Instead, thanks to a particularly nasty and seemingly irreversible combination of inflation and recession, the North American dream that was enjoyed by the Baby Boomers seems to be becoming more and more unattainable with each passing year.
I'm sure many will brush these frustrations off as nothing more than the ramblings of an overly entitled generation of suburbans unwilling to pull themselves up by those same bootstraps that they did, but let's take a quick look at the numbers.
In 1979 it took roughly 800 hours of minimum wage work to earn the cost of bachelors' degree ($2,568), by 2012 the cost had risen to 2,200 hours ($22,324). As a consequence, most current post-secondary students are forced to take on lofty loans to cover the spread, leaving Millennials in a situation where over half of us will owe upwards of $20,000 when we finally enter that increasingly barren job market.
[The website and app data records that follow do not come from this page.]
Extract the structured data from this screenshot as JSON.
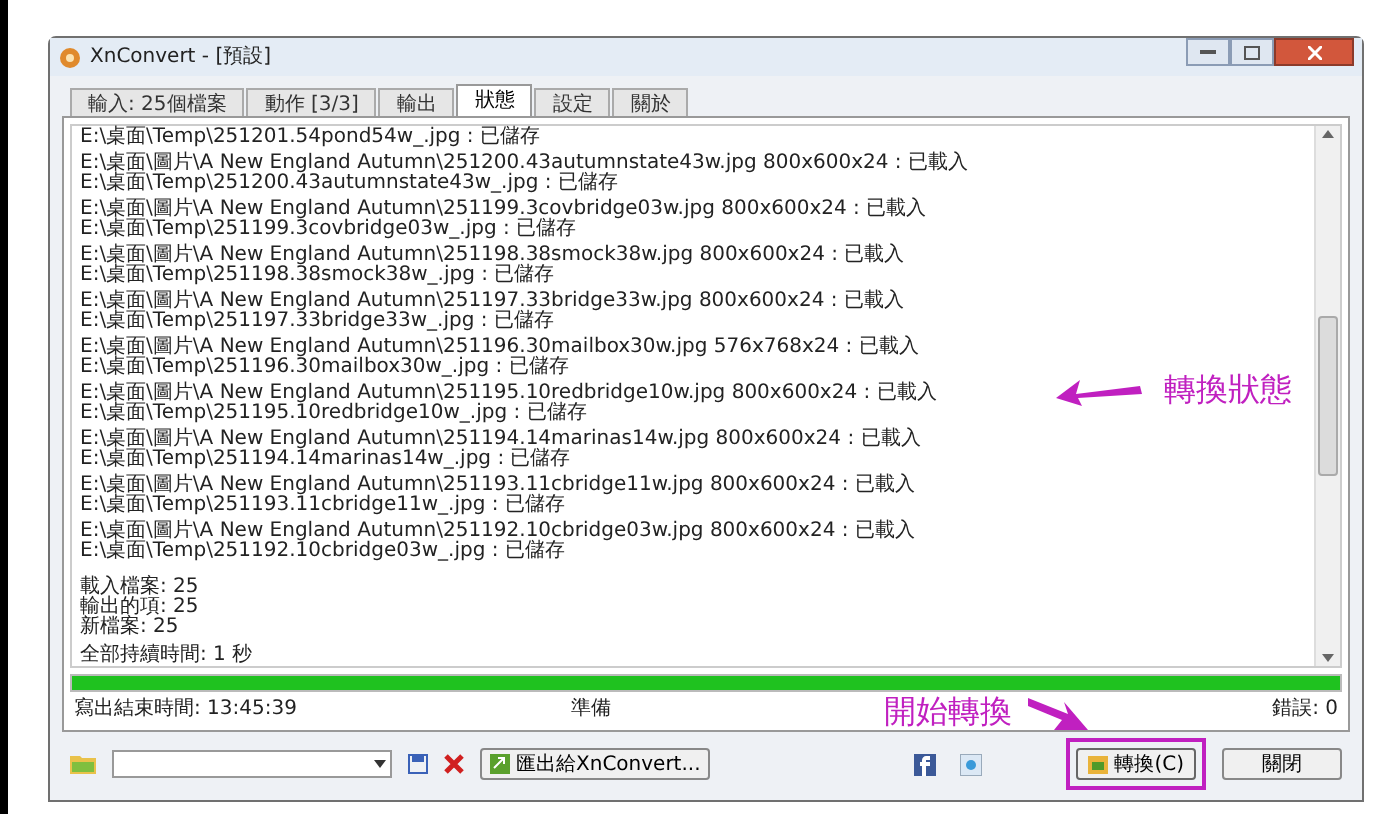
{
  "window": {
    "title": "XnConvert - [預設]"
  },
  "tabs": [
    {
      "label": "輸入: 25個檔案",
      "selected": false
    },
    {
      "label": "動作 [3/3]",
      "selected": false
    },
    {
      "label": "輸出",
      "selected": false
    },
    {
      "label": "狀態",
      "selected": true
    },
    {
      "label": "設定",
      "selected": false
    },
    {
      "label": "關於",
      "selected": false
    }
  ],
  "log": [
    {
      "lines": [
        "E:\\桌面\\Temp\\251201.54pond54w_.jpg : 已儲存"
      ]
    },
    {
      "lines": [
        "E:\\桌面\\圖片\\A New England Autumn\\251200.43autumnstate43w.jpg 800x600x24 : 已載入",
        "E:\\桌面\\Temp\\251200.43autumnstate43w_.jpg : 已儲存"
      ]
    },
    {
      "lines": [
        "E:\\桌面\\圖片\\A New England Autumn\\251199.3covbridge03w.jpg 800x600x24 : 已載入",
        "E:\\桌面\\Temp\\251199.3covbridge03w_.jpg : 已儲存"
      ]
    },
    {
      "lines": [
        "E:\\桌面\\圖片\\A New England Autumn\\251198.38smock38w.jpg 800x600x24 : 已載入",
        "E:\\桌面\\Temp\\251198.38smock38w_.jpg : 已儲存"
      ]
    },
    {
      "lines": [
        "E:\\桌面\\圖片\\A New England Autumn\\251197.33bridge33w.jpg 800x600x24 : 已載入",
        "E:\\桌面\\Temp\\251197.33bridge33w_.jpg : 已儲存"
      ]
    },
    {
      "lines": [
        "E:\\桌面\\圖片\\A New England Autumn\\251196.30mailbox30w.jpg 576x768x24 : 已載入",
        "E:\\桌面\\Temp\\251196.30mailbox30w_.jpg : 已儲存"
      ]
    },
    {
      "lines": [
        "E:\\桌面\\圖片\\A New England Autumn\\251195.10redbridge10w.jpg 800x600x24 : 已載入",
        "E:\\桌面\\Temp\\251195.10redbridge10w_.jpg : 已儲存"
      ]
    },
    {
      "lines": [
        "E:\\桌面\\圖片\\A New England Autumn\\251194.14marinas14w.jpg 800x600x24 : 已載入",
        "E:\\桌面\\Temp\\251194.14marinas14w_.jpg : 已儲存"
      ]
    },
    {
      "lines": [
        "E:\\桌面\\圖片\\A New England Autumn\\251193.11cbridge11w.jpg 800x600x24 : 已載入",
        "E:\\桌面\\Temp\\251193.11cbridge11w_.jpg : 已儲存"
      ]
    },
    {
      "lines": [
        "E:\\桌面\\圖片\\A New England Autumn\\251192.10cbridge03w.jpg 800x600x24 : 已載入",
        "E:\\桌面\\Temp\\251192.10cbridge03w_.jpg : 已儲存"
      ]
    }
  ],
  "summary": [
    "載入檔案: 25",
    "輸出的項: 25",
    "新檔案: 25"
  ],
  "total_time": "全部持續時間: 1 秒",
  "progress": {
    "level": 1
  },
  "status_bar": {
    "left": "寫出結束時間: 13:45:39",
    "center": "準備",
    "right": "錯誤: 0"
  },
  "toolbar": {
    "export_button": "匯出給XnConvert...",
    "convert_button": "轉換(C)",
    "close_button": "關閉"
  },
  "annotations": [
    {
      "kind": "left-arrow",
      "text": "轉換狀態"
    },
    {
      "kind": "down-arrow",
      "text": "開始轉換"
    }
  ]
}
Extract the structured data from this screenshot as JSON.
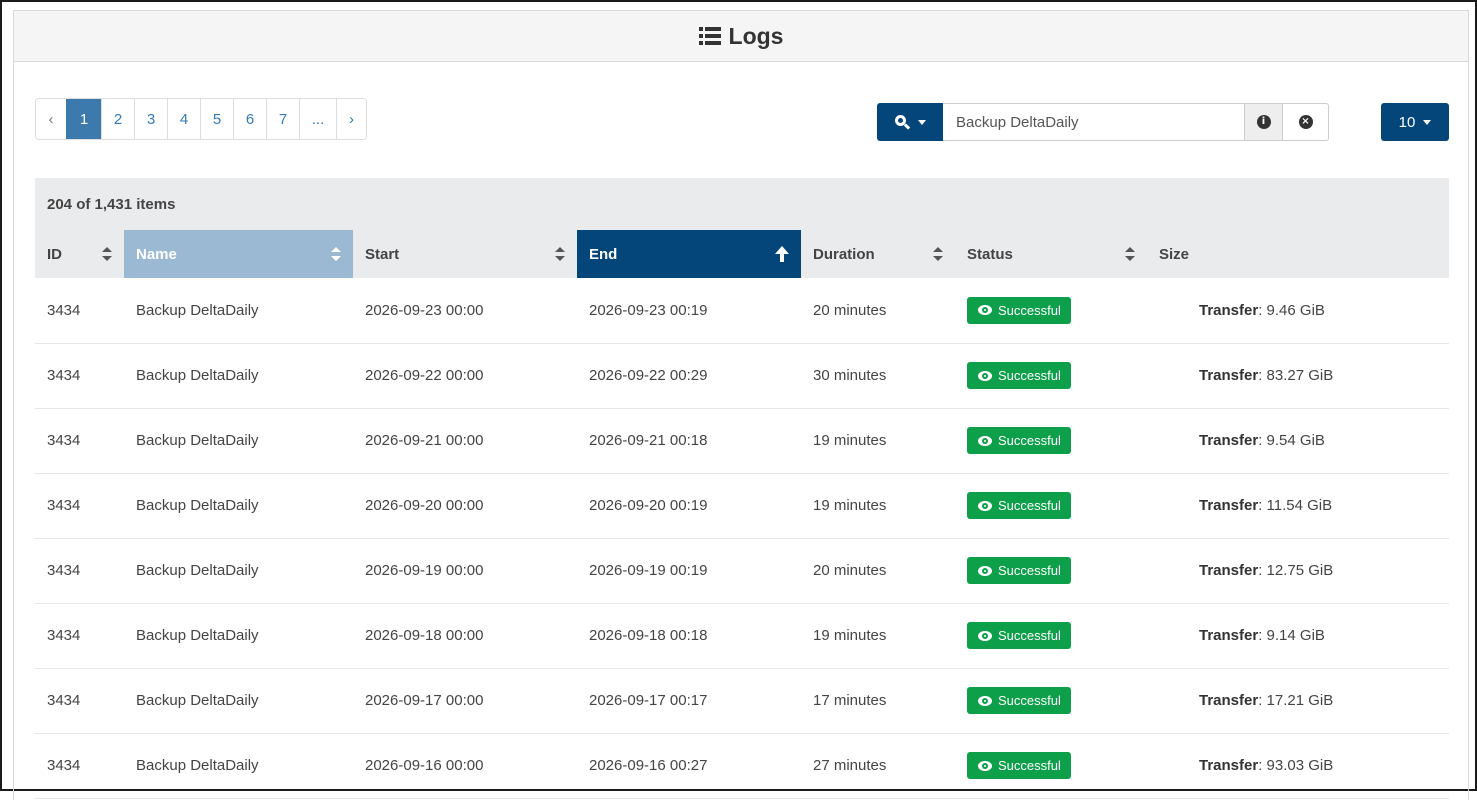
{
  "panel": {
    "title": "Logs"
  },
  "pagination": {
    "prev": "‹",
    "pages": [
      "1",
      "2",
      "3",
      "4",
      "5",
      "6",
      "7",
      "..."
    ],
    "active": "1",
    "next": "›"
  },
  "search": {
    "value": "Backup DeltaDaily"
  },
  "per_page": {
    "label": "10"
  },
  "table": {
    "summary": "204 of 1,431 items",
    "columns": [
      "ID",
      "Name",
      "Start",
      "End",
      "Duration",
      "Status",
      "Size"
    ],
    "sorted_by": "End",
    "rows": [
      {
        "id": "3434",
        "name": "Backup DeltaDaily",
        "start": "2026-09-23 00:00",
        "end": "2026-09-23 00:19",
        "duration": "20 minutes",
        "status": "Successful",
        "size_label": "Transfer",
        "size_value": ": 9.46 GiB"
      },
      {
        "id": "3434",
        "name": "Backup DeltaDaily",
        "start": "2026-09-22 00:00",
        "end": "2026-09-22 00:29",
        "duration": "30 minutes",
        "status": "Successful",
        "size_label": "Transfer",
        "size_value": ": 83.27 GiB"
      },
      {
        "id": "3434",
        "name": "Backup DeltaDaily",
        "start": "2026-09-21 00:00",
        "end": "2026-09-21 00:18",
        "duration": "19 minutes",
        "status": "Successful",
        "size_label": "Transfer",
        "size_value": ": 9.54 GiB"
      },
      {
        "id": "3434",
        "name": "Backup DeltaDaily",
        "start": "2026-09-20 00:00",
        "end": "2026-09-20 00:19",
        "duration": "19 minutes",
        "status": "Successful",
        "size_label": "Transfer",
        "size_value": ": 11.54 GiB"
      },
      {
        "id": "3434",
        "name": "Backup DeltaDaily",
        "start": "2026-09-19 00:00",
        "end": "2026-09-19 00:19",
        "duration": "20 minutes",
        "status": "Successful",
        "size_label": "Transfer",
        "size_value": ": 12.75 GiB"
      },
      {
        "id": "3434",
        "name": "Backup DeltaDaily",
        "start": "2026-09-18 00:00",
        "end": "2026-09-18 00:18",
        "duration": "19 minutes",
        "status": "Successful",
        "size_label": "Transfer",
        "size_value": ": 9.14 GiB"
      },
      {
        "id": "3434",
        "name": "Backup DeltaDaily",
        "start": "2026-09-17 00:00",
        "end": "2026-09-17 00:17",
        "duration": "17 minutes",
        "status": "Successful",
        "size_label": "Transfer",
        "size_value": ": 17.21 GiB"
      },
      {
        "id": "3434",
        "name": "Backup DeltaDaily",
        "start": "2026-09-16 00:00",
        "end": "2026-09-16 00:27",
        "duration": "27 minutes",
        "status": "Successful",
        "size_label": "Transfer",
        "size_value": ": 93.03 GiB"
      }
    ]
  },
  "icons": {
    "title": "list-icon",
    "search": "search-icon",
    "info": "info-icon",
    "clear": "clear-icon",
    "sort": "sort-icon",
    "sort_asc": "arrow-up-icon",
    "status": "eye-icon"
  },
  "colors": {
    "primary": "#04457a",
    "pagination_active": "#3c7aae",
    "name_sorted_header": "#9cb9d3",
    "success": "#0e9f4a"
  }
}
As for housing costs, the average Canadian home in 1984 cost $76,214, adjusted for inflation that's $154,587. Yet in 2012, the actual average was more like $369,677 -- an annualised gain of 5.8 per cent. So while in the mid-80s a home may have cost a family around 1.6 times its annual income, the multiple today is somewhere closer to 6.
Thus when it comes time to approach an insolvent and saturated job market ripe with 14.1 per cent youth unemployment in our misguided attempt to make enough to pay off those loans, save for that house down payment, and eat regularly, we're increasingly met with hiring freezes, short-term contracts, unpaid internships, underemployment, and unemployment altogether.
In my opinion, this unapologetic letter by an anonymous Millennial on the difficulties of landing that first job serves as the perfect snapshot for the perpetually frustrating and utterly distressing process of entering adulthood for our generation.
Yet we march onward, labelled as lazy and spoiled by an older generation who could pay tuition in a few summers, afford a house by 30, and enjoy full benefits coupled with a fully functional and institutionally preserved social safety net. No matter how hard we work, these goals are unrealistic for most of us -- this is not some apathetic plea for pity, it's a reflection of our current socio-economic reality.
And with this reality showing no real signs of the drastic reversion necessary for us Millennials to build more financially stable foundations anytime soon, perhaps it's time for us to stop clinging to that unsustainable and excessive status quo set by the Baby Boomers in the feeble hope that we'll someday be invited to re-perpetuate it.
Perhaps it's time to stop squirming and come to terms with the realization that the excessive consumption and political anachronism that has come to embody our parents' generation is nothing to aspire to, and in fact cannot -- nor should not, be repeated.
Instead, we've got a golden opportunity to re-define how we conceptualise key pillars of society such as wealth, environmental mindfulness, and political engagement.
Let me be clear -- I'm not advocating the manifestation of some instantaneous socialist utopia where the grass is green, the birds are chirping, and the workers have broken their chains. What I am saying is much more attainable than that.
Wealth shouldn't be a 5,000 square ft. home with three SUVs, when a modest bungalow and a smart car will do just fine, environmental mindfulness shouldn't be "greener" oil when plausible renewable solutions exist, and political engagement shouldn't be sheepishly voting for whatever candidate we're presented with when a democratic government is supposed to serve citizens with its policies, not the other way around.
We're equipped like no other generation to do this. All these technologies we're supposed to be thankful for -- the ones which we've unknowingly traded in our right to a real job or home in order to enjoy, serve as tools that can allow us Millennials to connect our minds and our movements around the world in order to take back our indefinitely postponed futures.
Follow Adam Kingsmith on Twitter: www.twitter.com/akingsmith